On December 21st, the UN Office of the High Commissioner of Human Rights (OHCHR) is launching a set of policy guidelines which support policy makers to translate commitments regarding the rights of persons with disabilities into action as they implement the Sustainable Development Goals (SDGs). Guidance is provided across a range of areas from general structural requirements for disability inclusion, as well as specific sectoral guidance, such a health, education, social protection etc.
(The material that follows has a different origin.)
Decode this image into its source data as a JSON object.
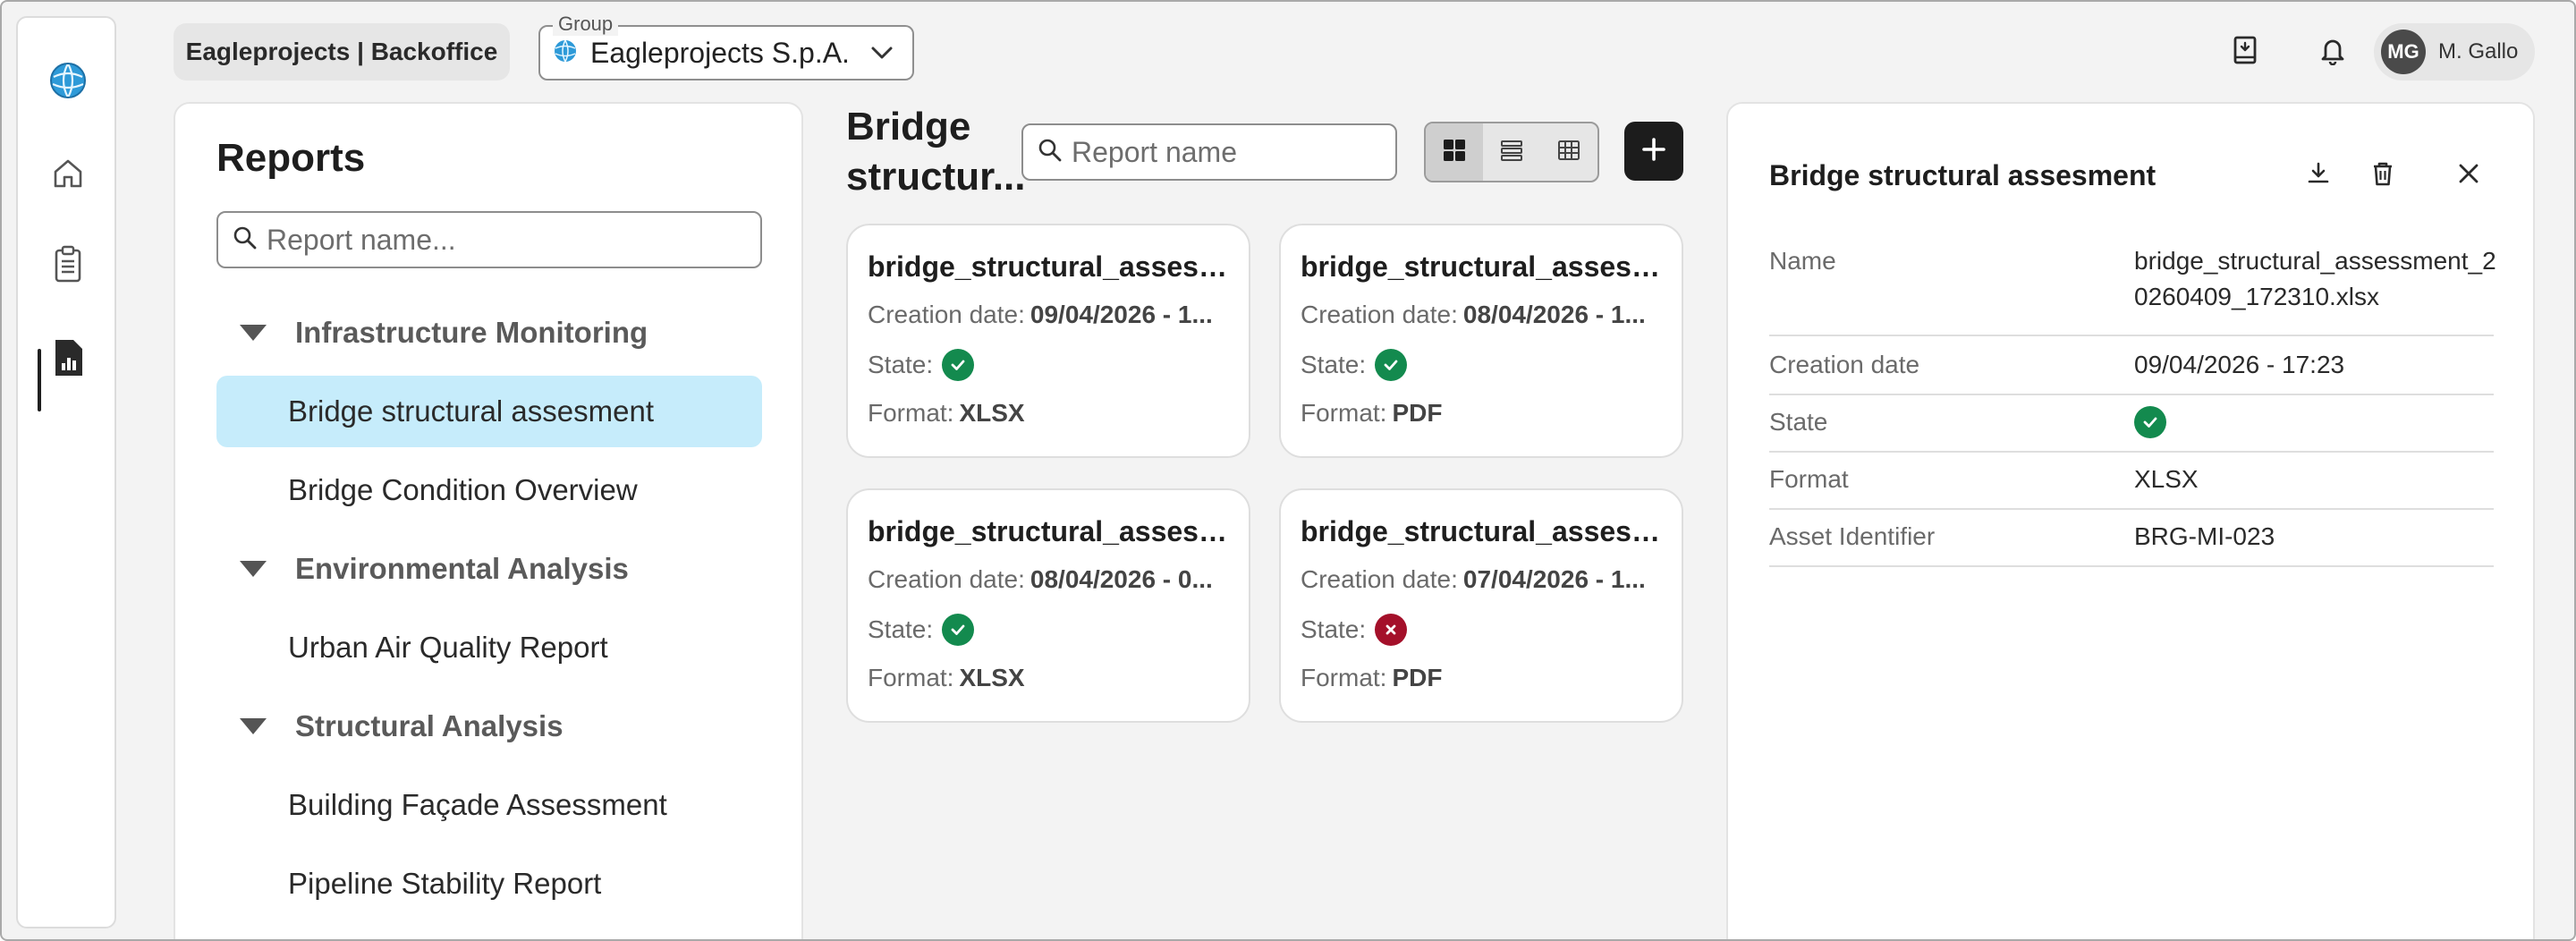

CBM Global, through our Inclusion Advisory Group, supported the OHCHR team throughout September and October to finalise these guidelines. We convened a large team of CBM Global advisors, associates and partners, including the Centre for Inclusive Policy, who brought different sectoral expertise. We provided input across all 13 guidelines, incorporating sector feedback, bringing a practical implementation lens, and working with OHCHR to make these user-friendly for the target audience. We valued the chance to be part of the process of bringing together human rights normative guidance and practical implementation guidance within Low and Middle Income Countries.
Briana Wilson, Senior Advisor at the Inclusion Advisory Group, says:
“The process of working with OHCHR was a fantastic chance to debate the tensions and complexities that exist when seeking to translate human rights into practical action, especially in resource poor settings. We learned a lot, and we’ll definitely be using and promoting the guidelines within our work.”
CBM Global welcomes these guidelines, recognising their value and contribution to supporting practical implementation of the Convention on the Rights of Persons with Disabilities at a country level. This type of guidance is crucial for supporting policy makers and other stakeholders to translate commitments into real changes for people with disabilities, and to understand how to implement the SDGs whilst leaving no-one behind.
Image © CBM/Hayduk. Ezekiel, 62, gives his grandson a ride in his new wheelchair, Zimbabwe.